All echolocating vertebrates possess highly sophisticated auditory systems with complex neuronal structures.

Moths have the simplest ears known so far: two ears, only three neurons per one ear (six in total), two of them are the auditory receptors. Compare that to tens of thousands of receptors in mammals.

Despite of that moths have evolved their own echolocation system. As in bats, it is also based on ultrasonic signals.

The most interesting thing is that bats feed primarily on moths so they provide us with a model of predator and prey interactions, both of which use ultrasonic echolocation.

Here we describe

- how moths emit ultrasound

- how do they hear an echo

- and, finally, how do they echolocate and why do they need echolocation

Why website

Most of the data presented here were published in Russian peer-reviewed journals from 1993 to 2005. Only some of these arcticles have been translated into English.

Since the echolocation in noctuid moths was proved using three different methods and, in addition, since it perfectly fits moths ecology, this phenomenon has been recognized by Russian scientific community. Unfortunately, some part of this work is almost inaccessible for English-speaking readers because of the language barrier.

This website is intended to provide some basic facts and ideas concerning noctuid moths echolocation for scientists and naturalists who cannot read in Russian.

This website is still under construction.

As soon as we get another topic ready we publish it.
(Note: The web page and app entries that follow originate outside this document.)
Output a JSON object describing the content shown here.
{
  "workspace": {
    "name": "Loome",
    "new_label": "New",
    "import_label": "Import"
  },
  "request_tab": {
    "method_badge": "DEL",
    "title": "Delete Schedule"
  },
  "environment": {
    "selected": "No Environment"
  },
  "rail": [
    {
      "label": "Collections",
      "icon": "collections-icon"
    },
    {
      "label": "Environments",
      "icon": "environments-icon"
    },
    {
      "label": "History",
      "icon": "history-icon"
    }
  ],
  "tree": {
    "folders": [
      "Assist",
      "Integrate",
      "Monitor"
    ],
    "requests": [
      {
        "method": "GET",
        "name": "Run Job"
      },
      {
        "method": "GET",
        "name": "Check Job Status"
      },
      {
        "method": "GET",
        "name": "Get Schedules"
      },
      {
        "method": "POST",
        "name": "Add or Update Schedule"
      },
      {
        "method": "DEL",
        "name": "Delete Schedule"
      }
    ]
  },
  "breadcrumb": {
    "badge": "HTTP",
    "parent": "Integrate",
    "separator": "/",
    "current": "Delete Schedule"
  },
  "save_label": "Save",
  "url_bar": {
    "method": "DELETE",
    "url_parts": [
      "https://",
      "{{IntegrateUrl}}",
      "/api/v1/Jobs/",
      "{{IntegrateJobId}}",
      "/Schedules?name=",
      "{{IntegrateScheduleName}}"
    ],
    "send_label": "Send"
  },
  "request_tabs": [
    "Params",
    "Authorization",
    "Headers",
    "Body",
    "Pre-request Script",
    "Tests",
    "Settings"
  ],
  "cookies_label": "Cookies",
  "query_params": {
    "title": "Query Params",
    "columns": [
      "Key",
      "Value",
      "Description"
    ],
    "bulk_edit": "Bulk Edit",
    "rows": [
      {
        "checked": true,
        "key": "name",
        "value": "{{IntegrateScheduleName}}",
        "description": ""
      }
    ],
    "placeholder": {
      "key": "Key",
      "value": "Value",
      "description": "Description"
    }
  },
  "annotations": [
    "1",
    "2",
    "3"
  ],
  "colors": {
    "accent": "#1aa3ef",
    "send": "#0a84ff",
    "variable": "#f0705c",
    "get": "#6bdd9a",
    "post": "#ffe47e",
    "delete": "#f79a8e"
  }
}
Unfortunately we are not native English speakers. We know - there are a lot of language mistakes scattered through the website. We would greatly appreciate your help in correction of at least some of them - just send us an e-mail to